▶ WHAT THE TASK REQUIRES
Start to finish, retype the entries exactly while omitting the pictures.

▶ EXERCISE DATA

╭──

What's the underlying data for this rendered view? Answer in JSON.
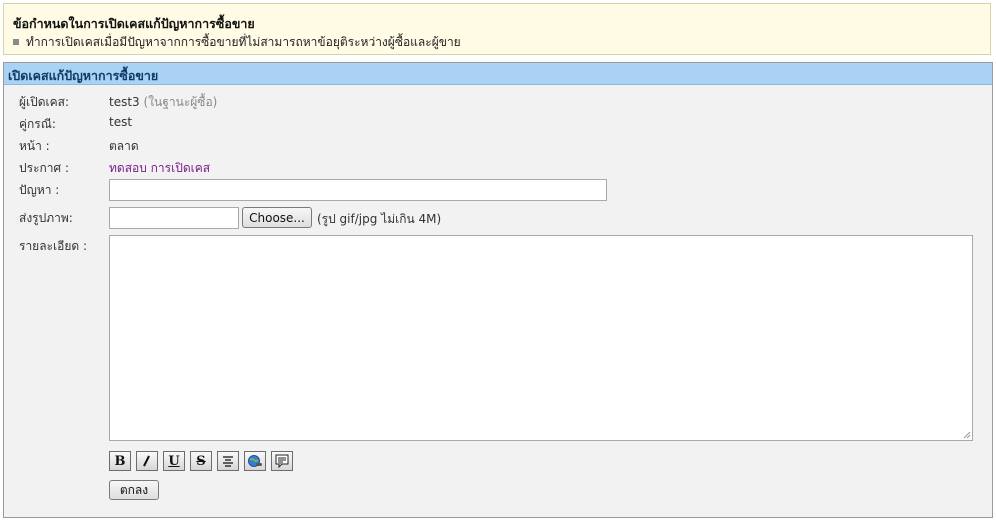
{
  "notice": {
    "title": "ข้อกำหนดในการเปิดเคสแก้ปัญหาการซื้อขาย",
    "items": [
      "ทำการเปิดเคสเมื่อมีปัญหาจากการซื้อขายที่ไม่สามารถหาข้อยุติระหว่างผู้ซื้อและผู้ขาย"
    ]
  },
  "panel": {
    "title": "เปิดเคสแก้ปัญหาการซื้อขาย"
  },
  "form": {
    "opener_label": "ผู้เปิดเคส:",
    "opener_value": "test3",
    "opener_role": "(ในฐานะผู้ซื้อ)",
    "party_label": "คู่กรณี:",
    "party_value": "test",
    "page_label": "หน้า :",
    "page_value": "ตลาด",
    "announce_label": "ประกาศ :",
    "announce_value": "ทดสอบ การเปิดเคส",
    "problem_label": "ปัญหา :",
    "problem_value": "",
    "image_label": "ส่งรูปภาพ:",
    "file_value": "",
    "choose_label": "Choose...",
    "file_note": "(รูป gif/jpg ไม่เกิน 4M)",
    "detail_label": "รายละเอียด :",
    "detail_value": "",
    "toolbar": {
      "bold": "B",
      "italic": "I",
      "underline": "U",
      "strike": "S",
      "icons": [
        "bold-icon",
        "italic-icon",
        "underline-icon",
        "strikethrough-icon",
        "align-center-icon",
        "insert-link-icon",
        "insert-quote-icon"
      ]
    },
    "submit_label": "ตกลง"
  }
}
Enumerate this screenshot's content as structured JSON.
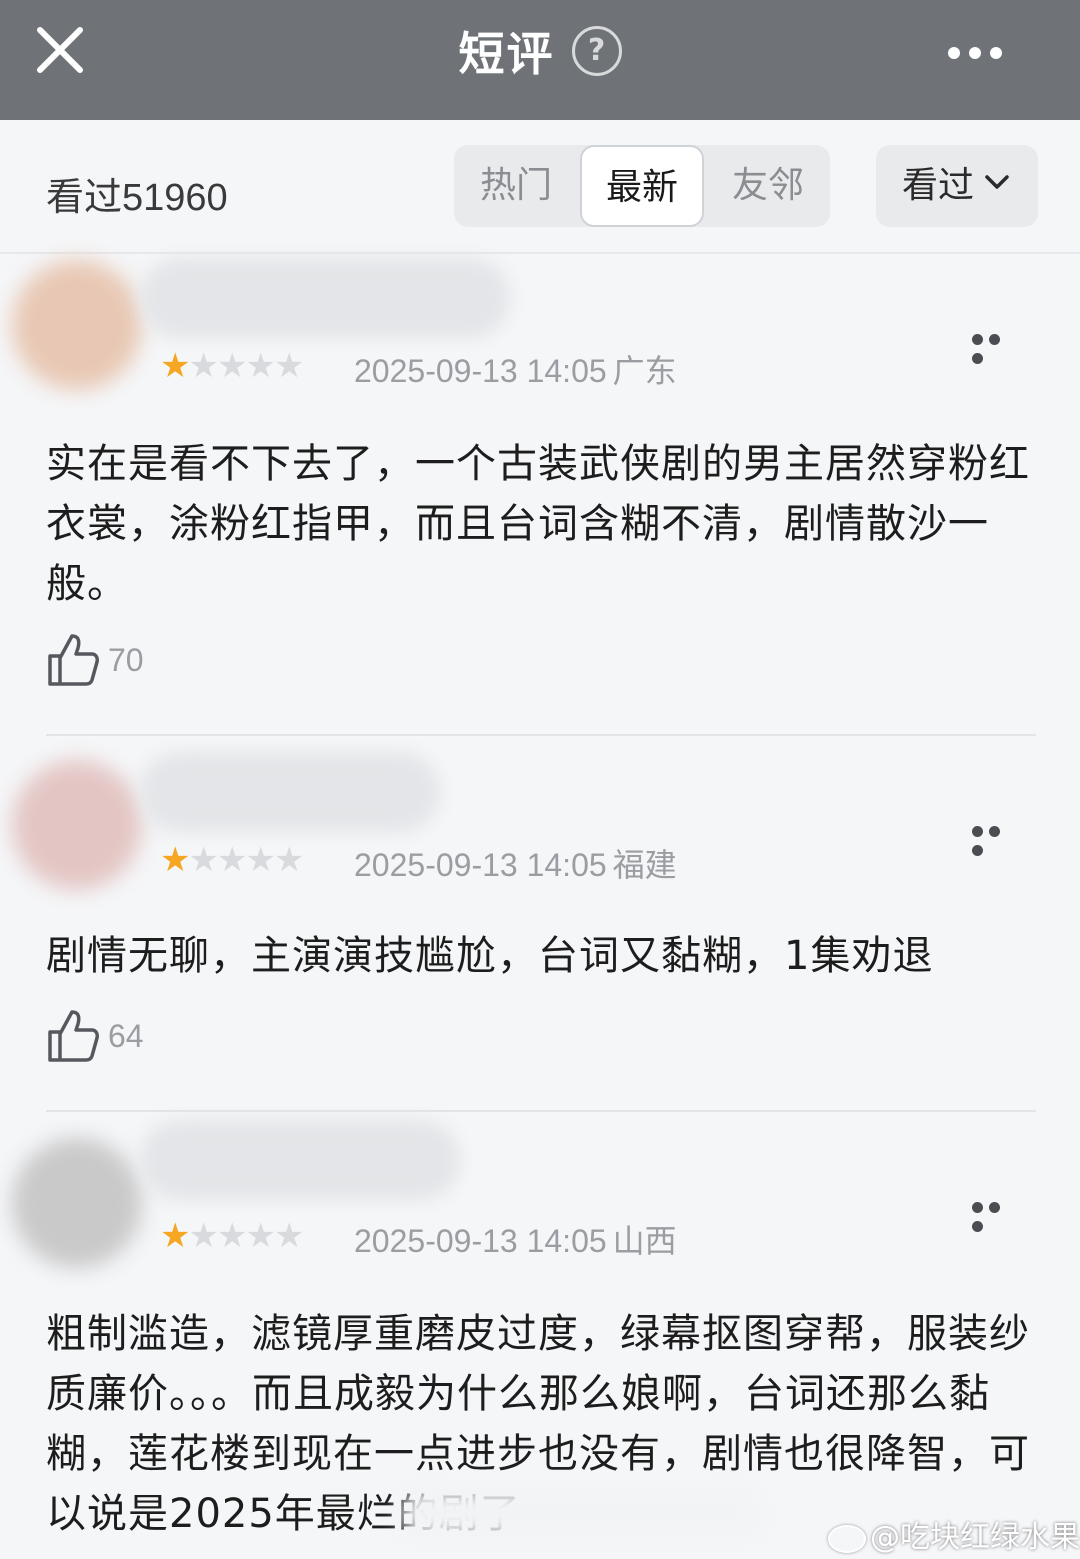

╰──

▶ ANSWER TO THE EXERCISE
What's the underlying data for this rendered view? Answer in JSON.
{
  "notice": {
    "title": "ข้อกำหนดในการเปิดเคสแก้ปัญหาการซื้อขาย",
    "items": [
      "ทำการเปิดเคสเมื่อมีปัญหาจากการซื้อขายที่ไม่สามารถหาข้อยุติระหว่างผู้ซื้อและผู้ขาย"
    ]
  },
  "panel": {
    "title": "เปิดเคสแก้ปัญหาการซื้อขาย"
  },
  "form": {
    "opener_label": "ผู้เปิดเคส:",
    "opener_value": "test3",
    "opener_role": "(ในฐานะผู้ซื้อ)",
    "party_label": "คู่กรณี:",
    "party_value": "test",
    "page_label": "หน้า :",
    "page_value": "ตลาด",
    "announce_label": "ประกาศ :",
    "announce_value": "ทดสอบ การเปิดเคส",
    "problem_label": "ปัญหา :",
    "problem_value": "",
    "image_label": "ส่งรูปภาพ:",
    "file_value": "",
    "choose_label": "Choose...",
    "file_note": "(รูป gif/jpg ไม่เกิน 4M)",
    "detail_label": "รายละเอียด :",
    "detail_value": "",
    "toolbar": {
      "bold": "B",
      "italic": "I",
      "underline": "U",
      "strike": "S",
      "icons": [
        "bold-icon",
        "italic-icon",
        "underline-icon",
        "strikethrough-icon",
        "align-center-icon",
        "insert-link-icon",
        "insert-quote-icon"
      ]
    },
    "submit_label": "ตกลง"
  }
}
Enumerate this screenshot's content as structured JSON.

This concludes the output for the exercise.